Thailand Asked to Consider Science in Vapor Regulation

Scenes like this are rare in Thailand. This vaper in Koh Samui, Thailand could face fines or even jail. (Timothy S. Donahue)

A consumer advocacy group wants the government of Thailand to consider science as basis for ending e-cigarette ban. The group cites Hong Kong’s use of scientific studies as the basis for ending the ban on smoke-free nicotine, including vapor, heat-not-burn tobacco products (HnB) and snus.

Asa Ace Saligupta, who runs consumer group ENDS Cigarette Smoke Thailand, said the Hong Kong Legislative Council (Legco) decided to suspend the discussions on the proposed ban on vaping products, after some members of Legco’s Bills Committee on Smoking cited scientific studies showing that e-cigarettes, HnB and the likes have much lower levels of toxicants compared to combustible cigarettes, according to a release on pressat.co.uk.

He noted that after nine meetings, including three public hearings, the committee which was established in March 2019 decided to end the discussions on the vaping ban on June 2, 2020. The members of the committee also expressed concern that an outright ban would create more illegal channels and that the products could end up in the hands of underage users.

“The Hong Kong experience sets forward a good example of listening to opinions and engaging all parties involved, including the public sector—something that the policymakers in Thailand have avoided so far,” Saligupta said.

Saligupta said his group will petition the Thai government to also set up a committee to study e-cigarettes and find suitable control channels that will enable adult Thai cigarette smokers to find safer alternatives.

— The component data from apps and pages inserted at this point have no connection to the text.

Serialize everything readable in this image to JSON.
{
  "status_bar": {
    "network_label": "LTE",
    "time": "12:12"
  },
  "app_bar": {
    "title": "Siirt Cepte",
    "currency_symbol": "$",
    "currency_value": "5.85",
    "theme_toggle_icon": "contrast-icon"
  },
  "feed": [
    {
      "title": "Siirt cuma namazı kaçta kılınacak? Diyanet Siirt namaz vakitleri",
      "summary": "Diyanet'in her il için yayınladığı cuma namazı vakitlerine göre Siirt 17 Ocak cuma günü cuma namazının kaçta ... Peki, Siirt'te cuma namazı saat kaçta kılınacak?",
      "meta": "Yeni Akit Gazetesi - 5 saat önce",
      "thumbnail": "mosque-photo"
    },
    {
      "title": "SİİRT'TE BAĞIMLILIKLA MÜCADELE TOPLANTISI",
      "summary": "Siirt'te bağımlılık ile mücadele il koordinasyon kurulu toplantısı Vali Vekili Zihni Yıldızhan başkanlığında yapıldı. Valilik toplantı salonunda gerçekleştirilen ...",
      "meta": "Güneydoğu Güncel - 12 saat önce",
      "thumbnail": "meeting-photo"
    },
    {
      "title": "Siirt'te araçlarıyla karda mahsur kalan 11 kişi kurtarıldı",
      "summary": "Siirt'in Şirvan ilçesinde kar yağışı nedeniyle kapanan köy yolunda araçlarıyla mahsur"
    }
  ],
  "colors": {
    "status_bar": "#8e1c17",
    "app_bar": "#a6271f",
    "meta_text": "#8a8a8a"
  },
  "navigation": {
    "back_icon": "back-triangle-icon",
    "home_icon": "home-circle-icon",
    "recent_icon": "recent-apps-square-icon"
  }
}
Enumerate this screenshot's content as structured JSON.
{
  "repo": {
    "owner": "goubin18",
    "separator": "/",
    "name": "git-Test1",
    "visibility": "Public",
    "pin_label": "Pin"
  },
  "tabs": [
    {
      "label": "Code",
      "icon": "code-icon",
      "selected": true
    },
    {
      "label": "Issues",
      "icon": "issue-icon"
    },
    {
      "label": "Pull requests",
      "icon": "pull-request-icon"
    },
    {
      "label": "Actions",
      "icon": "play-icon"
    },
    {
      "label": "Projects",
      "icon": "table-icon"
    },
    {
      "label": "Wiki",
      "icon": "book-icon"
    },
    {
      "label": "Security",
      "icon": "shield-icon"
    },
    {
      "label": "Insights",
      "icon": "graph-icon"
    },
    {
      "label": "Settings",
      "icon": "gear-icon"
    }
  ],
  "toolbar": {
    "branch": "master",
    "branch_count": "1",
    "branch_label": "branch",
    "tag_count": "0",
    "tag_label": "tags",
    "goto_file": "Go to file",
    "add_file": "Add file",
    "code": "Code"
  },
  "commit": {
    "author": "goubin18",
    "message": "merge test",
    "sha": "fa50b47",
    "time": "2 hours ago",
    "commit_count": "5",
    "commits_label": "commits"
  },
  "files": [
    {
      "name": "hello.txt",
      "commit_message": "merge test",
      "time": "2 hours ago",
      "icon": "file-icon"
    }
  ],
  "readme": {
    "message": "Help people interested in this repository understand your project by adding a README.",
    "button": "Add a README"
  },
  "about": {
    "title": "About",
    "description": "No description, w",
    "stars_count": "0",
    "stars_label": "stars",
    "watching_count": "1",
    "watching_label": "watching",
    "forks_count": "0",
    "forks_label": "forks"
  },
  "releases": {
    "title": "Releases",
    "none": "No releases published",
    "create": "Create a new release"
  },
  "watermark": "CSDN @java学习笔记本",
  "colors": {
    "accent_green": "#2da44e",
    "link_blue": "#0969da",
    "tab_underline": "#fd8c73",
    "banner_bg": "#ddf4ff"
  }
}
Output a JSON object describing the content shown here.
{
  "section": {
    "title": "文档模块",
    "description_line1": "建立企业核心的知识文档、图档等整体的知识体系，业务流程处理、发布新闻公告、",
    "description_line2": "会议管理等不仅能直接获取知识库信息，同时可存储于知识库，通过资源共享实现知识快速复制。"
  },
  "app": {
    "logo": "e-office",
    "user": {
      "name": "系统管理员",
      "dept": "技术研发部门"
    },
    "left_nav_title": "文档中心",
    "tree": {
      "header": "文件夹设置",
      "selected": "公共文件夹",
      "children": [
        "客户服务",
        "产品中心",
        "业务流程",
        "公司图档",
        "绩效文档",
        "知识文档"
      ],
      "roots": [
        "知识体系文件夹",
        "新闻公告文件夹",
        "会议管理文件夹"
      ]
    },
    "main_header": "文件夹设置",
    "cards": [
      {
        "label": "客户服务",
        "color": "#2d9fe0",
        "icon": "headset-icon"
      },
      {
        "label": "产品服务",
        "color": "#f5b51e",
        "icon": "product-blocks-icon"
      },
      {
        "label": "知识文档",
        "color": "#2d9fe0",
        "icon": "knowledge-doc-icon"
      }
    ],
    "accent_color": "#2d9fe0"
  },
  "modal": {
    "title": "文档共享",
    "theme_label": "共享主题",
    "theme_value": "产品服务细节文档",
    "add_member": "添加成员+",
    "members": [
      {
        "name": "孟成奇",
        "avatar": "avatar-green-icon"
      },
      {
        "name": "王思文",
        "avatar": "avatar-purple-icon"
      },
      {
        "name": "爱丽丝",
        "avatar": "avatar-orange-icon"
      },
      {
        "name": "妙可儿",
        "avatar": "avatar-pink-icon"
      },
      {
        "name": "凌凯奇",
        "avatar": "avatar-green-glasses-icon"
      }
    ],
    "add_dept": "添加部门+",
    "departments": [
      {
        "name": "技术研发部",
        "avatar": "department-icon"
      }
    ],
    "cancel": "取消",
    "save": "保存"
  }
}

“Instead of using electronic cigarettes as a tool to create fear by creating a discourse on children and youth or Covid-19, we want to call on the Thai government to set up an independent committee to seriously study the science, commercial aspects, and regulatory framework for electronic cigarettes like Hong Kong and many other countries,” he said.